The conflict between science and religion can be expressed in the following way: Theology and Philosophy, both of which deal with human existence, find intolerable the idea that we humans are insignificant and therefore not special. On the other hand scientific materialism seeks to minimize the importance of human existence. We are just an accident and so nothing special in that view. From the viewpoint that human existence is special, the idea that the earth is not the center of the universe is absurd, particularly since all the evidence certainly points to that conclusion. What is not understood in this debate, is that, in a universe where the principle of relativity rules and there is no definite center, the argument of geocentrism versus heliocentrism is largely a waste of time. Mathematics tells us that we can pick any point in space to be the center, since there is no privileged mathematically defined center. That follows if the space is infinite and unbounded. What is remarkable about the film Galileo Was Wrong is that the scientific evidence is pushing science towards the geocentric viewpoint. That is something that believers in heliocentrism are resisting. The problem for science is that there are inconsistencies within the heliocentric system of thought, and these need to be corrected. Adopting geocentrism is a simple way to fix the problems. The film is a step towards accomplishing this.

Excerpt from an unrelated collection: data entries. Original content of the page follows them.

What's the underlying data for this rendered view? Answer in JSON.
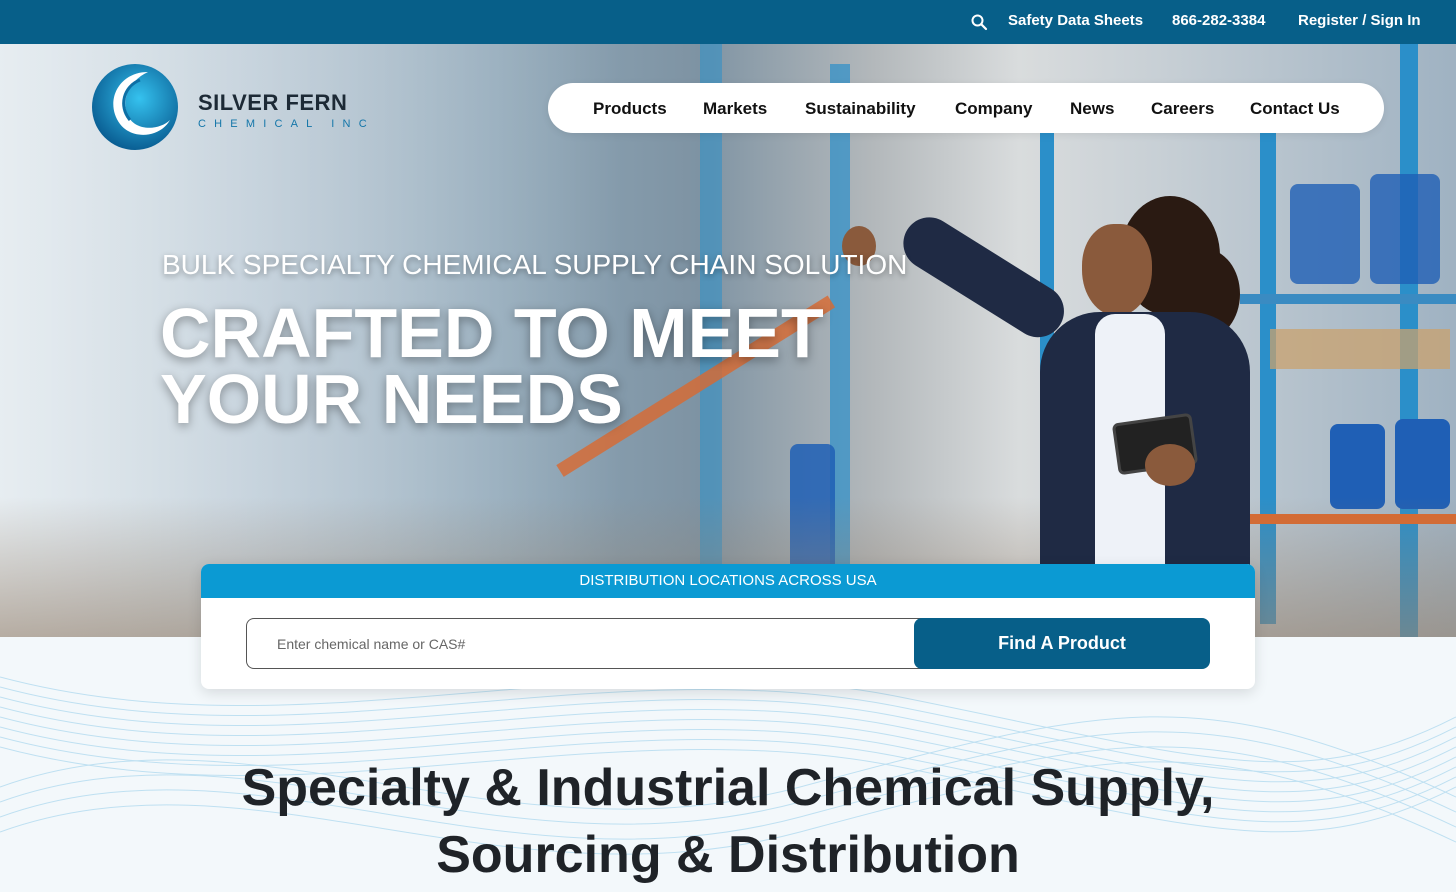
{
  "topbar": {
    "links": [
      "Safety Data Sheets",
      "866-282-3384",
      "Register / Sign In"
    ]
  },
  "logo": {
    "name": "SILVER FERN",
    "sub": "CHEMICAL INC"
  },
  "nav": {
    "items": [
      "Products",
      "Markets",
      "Sustainability",
      "Company",
      "News",
      "Careers",
      "Contact Us"
    ]
  },
  "hero": {
    "eyebrow": "BULK SPECIALTY CHEMICAL SUPPLY CHAIN SOLUTION",
    "headline_line1": "CRAFTED TO MEET",
    "headline_line2": "YOUR NEEDS"
  },
  "search": {
    "banner": "DISTRIBUTION LOCATIONS ACROSS USA",
    "placeholder": "Enter chemical name or CAS#",
    "button": "Find A Product"
  },
  "section": {
    "title_line1": "Specialty & Industrial Chemical Supply,",
    "title_line2": "Sourcing & Distribution"
  },
  "colors": {
    "brand_dark": "#075f89",
    "brand_light": "#0b9ad3",
    "text_dark": "#1f2328"
  },
  "icons": {
    "search": "search-icon",
    "logo_mark": "logo-swirl-icon"
  }
}
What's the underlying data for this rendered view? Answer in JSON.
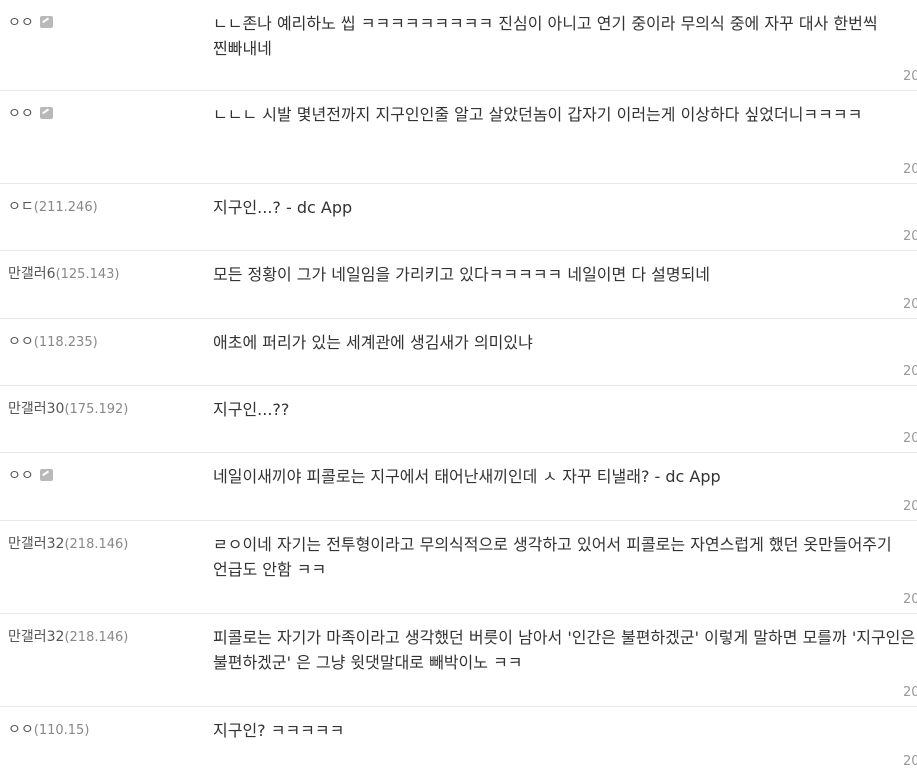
{
  "comments": [
    {
      "nick": "ㅇㅇ",
      "ip": "",
      "fixed": true,
      "text": "ㄴㄴ존나 예리하노 씹 ㅋㅋㅋㅋㅋㅋㅋㅋㅋ 진심이 아니고 연기 중이라 무의식 중에 자꾸 대사 한번씩 찐빠내네",
      "date": "20"
    },
    {
      "nick": "ㅇㅇ",
      "ip": "",
      "fixed": true,
      "text": "ㄴㄴㄴ 시발 몇년전까지 지구인인줄 알고 살았던놈이 갑자기 이러는게 이상하다 싶었더니ㅋㅋㅋㅋ",
      "date": "20"
    },
    {
      "nick": "ㅇㄷ",
      "ip": "(211.246)",
      "fixed": false,
      "text": "지구인...? - dc App",
      "date": "20"
    },
    {
      "nick": "만갤러6",
      "ip": "(125.143)",
      "fixed": false,
      "text": "모든 정황이 그가 네일임을 가리키고 있다ㅋㅋㅋㅋㅋ 네일이면 다 설명되네",
      "date": "20"
    },
    {
      "nick": "ㅇㅇ",
      "ip": "(118.235)",
      "fixed": false,
      "text": "애초에 퍼리가 있는 세계관에 생김새가 의미있냐",
      "date": "20"
    },
    {
      "nick": "만갤러30",
      "ip": "(175.192)",
      "fixed": false,
      "text": "지구인...??",
      "date": "20"
    },
    {
      "nick": "ㅇㅇ",
      "ip": "",
      "fixed": true,
      "text": "네일이새끼야 피콜로는 지구에서 태어난새끼인데 ㅅ 자꾸 티낼래? - dc App",
      "date": "20"
    },
    {
      "nick": "만갤러32",
      "ip": "(218.146)",
      "fixed": false,
      "text": "ㄹㅇ이네 자기는 전투형이라고 무의식적으로 생각하고 있어서 피콜로는 자연스럽게 했던 옷만들어주기 언급도 안함 ㅋㅋ",
      "date": "20"
    },
    {
      "nick": "만갤러32",
      "ip": "(218.146)",
      "fixed": false,
      "text": "피콜로는 자기가 마족이라고 생각했던 버릇이 남아서 '인간은 불편하겠군' 이렇게 말하면 모를까 '지구인은 불편하겠군' 은 그냥 윗댓말대로 빼박이노 ㅋㅋ",
      "date": "20"
    },
    {
      "nick": "ㅇㅇ",
      "ip": "(110.15)",
      "fixed": false,
      "text": "지구인? ㅋㅋㅋㅋㅋ",
      "date": "20"
    }
  ]
}
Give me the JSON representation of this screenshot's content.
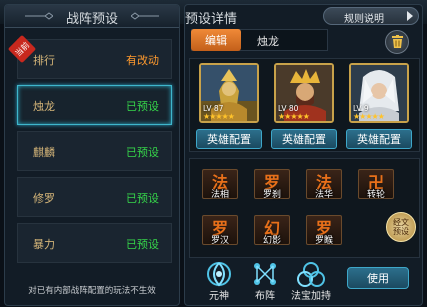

To conclude, this is a science documentary that ought to be required viewing in schools and universities around the world. It is an educationally rich film that demonstrates what science is about, how science is done, and the implications of science in our culture. This is the best educational science documentary film that I have ever seen and I recommend that anyone who has an interest in physical science, astronomy, cosmology, and theology view this film.
Harry Hamlin Ricker III is a retired electrical engineer who writes commentaries on physical science, science history, impact of science on society and the philosophy of science. He has a B.S. in Electrical Engineering from Virginia Tech and a Masters Degree in Electrical Engineering from the University of New Hampshire. He has worked for Illinois Institute Of Technology Research Institute, Johns Hopkins Applied Physics Laboratory, and Communications Satellite Corporation. He has been an amateur astronomer for nearly 50 years and was leader of the Natural Philosophy Alliance relativity interest group for five years. He lives in Newport News, VA.